All The Flowers in Shanghai is set during the 1930's in China on the brink of the Cultural Revolution. The main character is Xiao Feng, a young woman forced by her parents into a marriage with the oldest son of the wealthy and highly esteemed Sang family. Feng's one role in marriage is to provide the Sang's with a male heir and she is treated cruely by her new family. In her anger and bitterness, she finds a way to get revenge on the family but it comes with a terrible price.
About on par with what I expect from a historical fiction novel. It was well-researched, although the historical setting takes a back seat to the story. The writing kept me interested without being overly descriptive and wordy. I was briefly bothered by Feng's use of American slang (four letter words mostly) that really didn't seem to fit well in the setting, but it wasn't something that ruined the book for me.
I enjoyed the book, but I didn't like the ending. That doesn't mean that the ending was bad or didn't fit with the story, but it wasn't what I wanted from the characters. I rushed through probably the last fifty pages because I had lost interest in the story once the final plot point fell into place. I also wished that the Cultural Revolution had played more of a role in the overall story.
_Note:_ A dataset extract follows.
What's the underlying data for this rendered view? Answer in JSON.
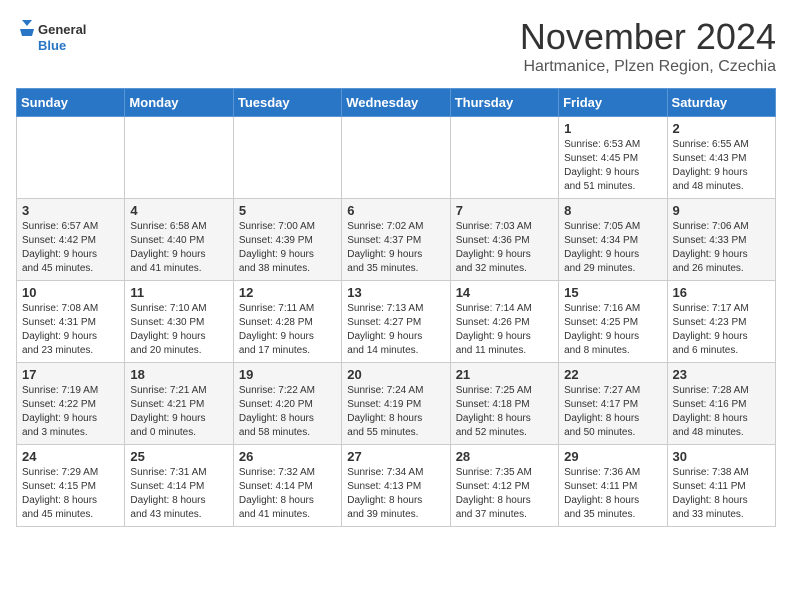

I recommend it to readers of historical fiction, especially those interested in Asia. If you read and liked Snow Flower and the Secret Fan, I think you would certainly enjoy this one as well. Just don't go into it expecting a detailed history of the Cultural Revolution - I think it actually reads better if you are already familiar to some extent with Mao and his policies and the sweep of the Cultural Revolution. I think this would be a good book to read along with Balzac and the Little Chinese Seamstress.
Thank you to TLC for sending me a copy to review. Click here to see the list of all the others who are reviewing this one.